AIM OF THE EXERCISE
Each line in the entries that has the word "Продукт" has to be copied.

[Start of Attachment]

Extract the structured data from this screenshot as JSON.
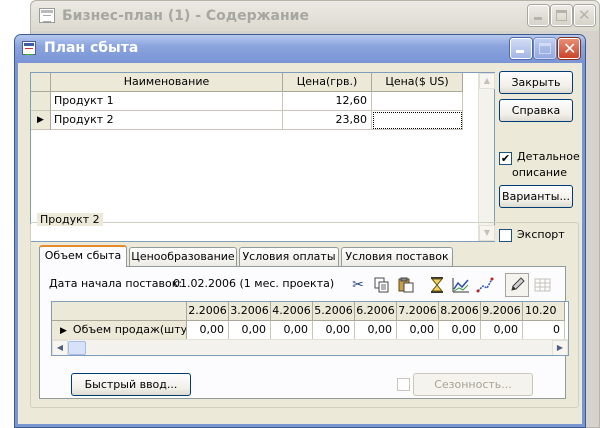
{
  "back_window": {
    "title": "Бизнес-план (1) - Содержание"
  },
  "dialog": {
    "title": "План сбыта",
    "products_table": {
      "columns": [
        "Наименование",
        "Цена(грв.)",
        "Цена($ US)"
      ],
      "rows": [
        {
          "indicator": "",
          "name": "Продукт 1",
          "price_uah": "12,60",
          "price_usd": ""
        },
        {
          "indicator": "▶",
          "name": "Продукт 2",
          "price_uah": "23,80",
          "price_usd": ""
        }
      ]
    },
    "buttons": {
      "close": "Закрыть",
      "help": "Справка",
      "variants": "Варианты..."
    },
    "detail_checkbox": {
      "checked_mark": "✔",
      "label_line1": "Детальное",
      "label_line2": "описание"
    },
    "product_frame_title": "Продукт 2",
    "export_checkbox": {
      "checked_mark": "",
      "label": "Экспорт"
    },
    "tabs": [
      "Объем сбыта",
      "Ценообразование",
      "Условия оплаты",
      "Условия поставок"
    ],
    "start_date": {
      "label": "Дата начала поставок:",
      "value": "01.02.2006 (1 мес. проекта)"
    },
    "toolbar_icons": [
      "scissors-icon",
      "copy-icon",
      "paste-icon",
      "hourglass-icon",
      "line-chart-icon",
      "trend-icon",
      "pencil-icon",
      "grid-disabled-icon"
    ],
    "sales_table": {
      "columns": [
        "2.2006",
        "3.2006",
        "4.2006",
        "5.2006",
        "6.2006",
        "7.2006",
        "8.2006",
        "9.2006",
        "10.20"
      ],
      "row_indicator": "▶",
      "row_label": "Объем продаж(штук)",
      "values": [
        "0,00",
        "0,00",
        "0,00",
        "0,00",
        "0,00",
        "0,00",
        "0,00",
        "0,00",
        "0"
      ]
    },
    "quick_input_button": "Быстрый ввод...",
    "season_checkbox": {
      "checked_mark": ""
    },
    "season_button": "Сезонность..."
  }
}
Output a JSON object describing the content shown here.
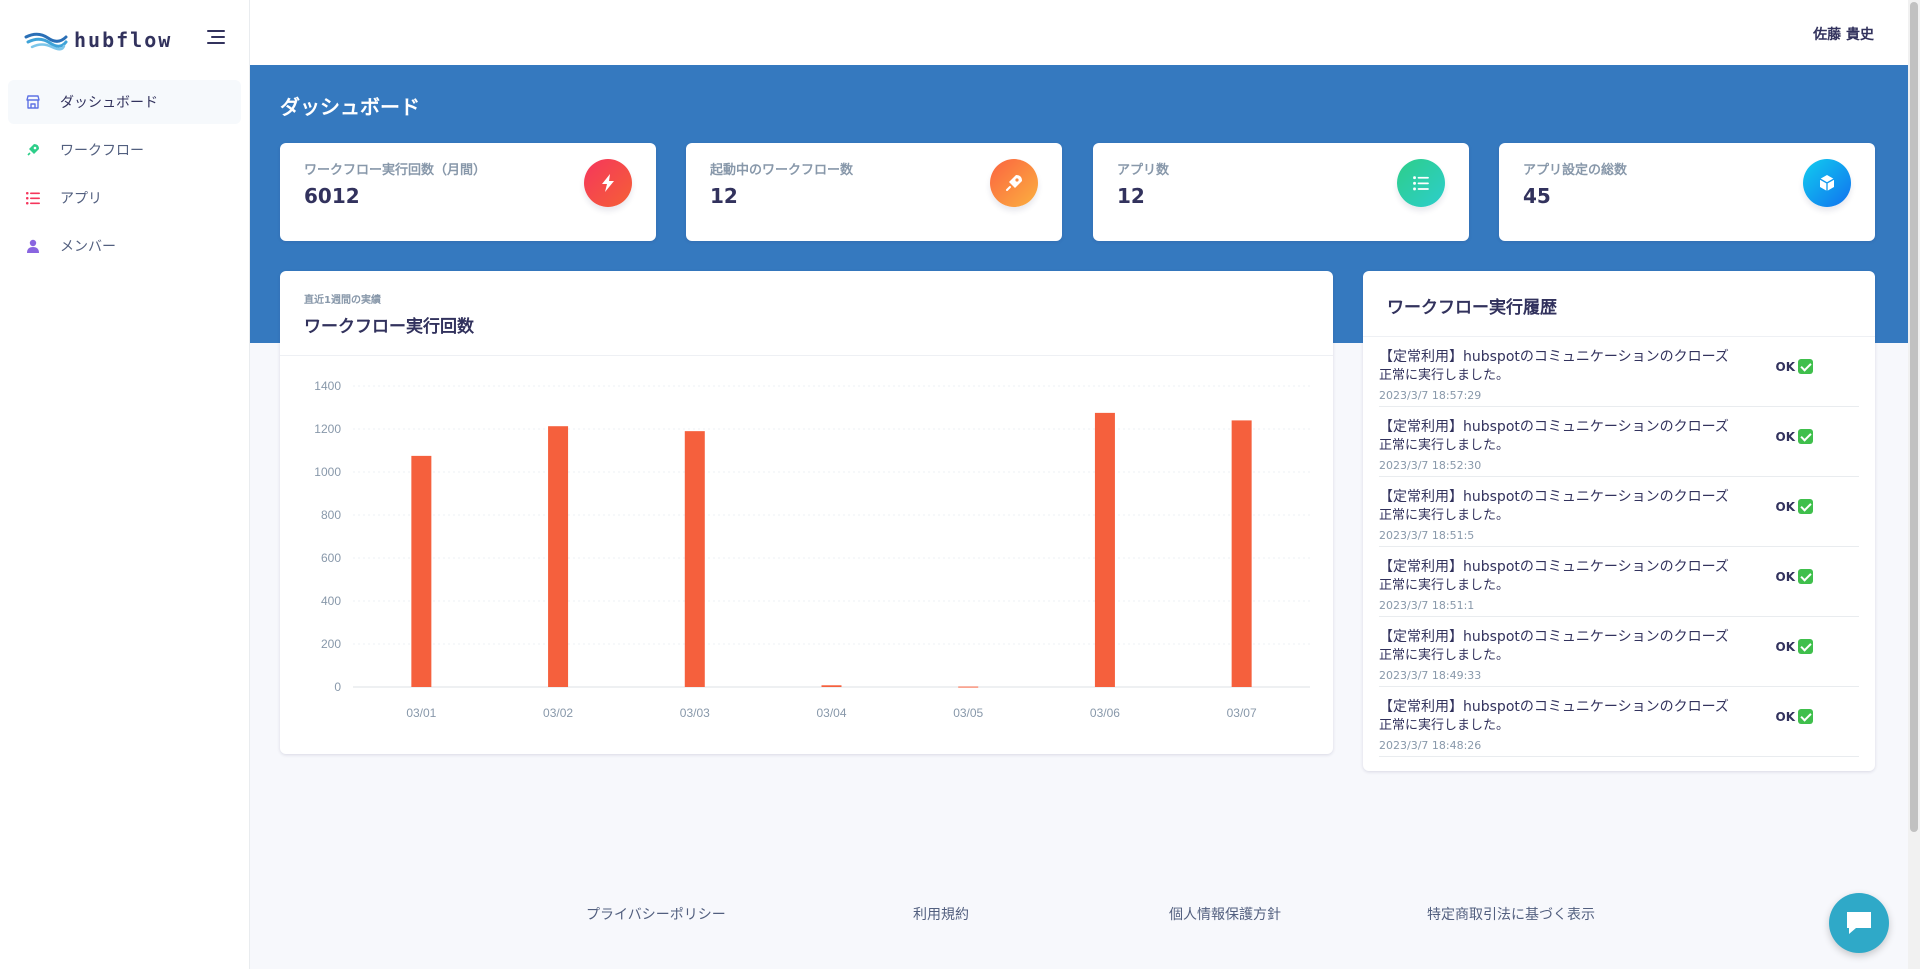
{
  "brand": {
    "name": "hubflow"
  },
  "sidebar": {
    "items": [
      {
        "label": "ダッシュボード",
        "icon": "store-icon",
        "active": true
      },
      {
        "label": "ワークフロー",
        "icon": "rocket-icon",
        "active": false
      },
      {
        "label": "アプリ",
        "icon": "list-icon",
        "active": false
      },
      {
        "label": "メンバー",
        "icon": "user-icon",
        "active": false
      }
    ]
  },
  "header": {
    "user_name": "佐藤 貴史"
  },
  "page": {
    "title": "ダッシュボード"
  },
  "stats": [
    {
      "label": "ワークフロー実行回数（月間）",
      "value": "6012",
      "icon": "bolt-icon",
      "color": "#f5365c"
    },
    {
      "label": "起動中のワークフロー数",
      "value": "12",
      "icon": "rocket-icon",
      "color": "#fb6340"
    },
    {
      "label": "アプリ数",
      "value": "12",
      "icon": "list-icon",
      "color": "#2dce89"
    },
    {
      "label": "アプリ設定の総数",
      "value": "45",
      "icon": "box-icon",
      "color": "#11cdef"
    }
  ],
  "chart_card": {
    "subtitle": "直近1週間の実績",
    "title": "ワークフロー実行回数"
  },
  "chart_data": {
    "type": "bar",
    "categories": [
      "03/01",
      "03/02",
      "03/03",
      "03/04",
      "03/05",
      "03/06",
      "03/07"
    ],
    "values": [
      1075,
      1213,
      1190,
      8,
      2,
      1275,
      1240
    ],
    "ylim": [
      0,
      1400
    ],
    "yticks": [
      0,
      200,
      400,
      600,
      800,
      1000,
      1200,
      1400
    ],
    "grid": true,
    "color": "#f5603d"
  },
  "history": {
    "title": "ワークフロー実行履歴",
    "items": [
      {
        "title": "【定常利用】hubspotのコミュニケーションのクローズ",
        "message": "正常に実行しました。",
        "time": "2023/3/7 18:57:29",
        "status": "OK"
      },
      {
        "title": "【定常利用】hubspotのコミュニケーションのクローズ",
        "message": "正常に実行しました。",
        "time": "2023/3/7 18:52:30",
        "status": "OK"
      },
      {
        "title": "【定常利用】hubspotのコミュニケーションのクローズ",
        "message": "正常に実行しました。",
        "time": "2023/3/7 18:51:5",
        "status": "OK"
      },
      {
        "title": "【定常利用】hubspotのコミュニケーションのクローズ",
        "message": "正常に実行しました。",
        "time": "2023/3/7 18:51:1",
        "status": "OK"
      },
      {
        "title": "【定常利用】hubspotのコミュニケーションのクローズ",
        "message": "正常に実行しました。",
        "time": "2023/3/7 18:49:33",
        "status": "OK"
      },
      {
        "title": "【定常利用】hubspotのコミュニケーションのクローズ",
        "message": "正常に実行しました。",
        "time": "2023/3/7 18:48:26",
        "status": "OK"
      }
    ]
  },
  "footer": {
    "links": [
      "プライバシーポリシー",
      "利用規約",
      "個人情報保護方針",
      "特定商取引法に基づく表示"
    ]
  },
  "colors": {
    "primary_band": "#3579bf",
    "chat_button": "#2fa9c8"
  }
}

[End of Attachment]

RESULT BELOW
          "name": "Продукт 1",
          "name": "Продукт 2",
    "product_frame_title": "Продукт 2",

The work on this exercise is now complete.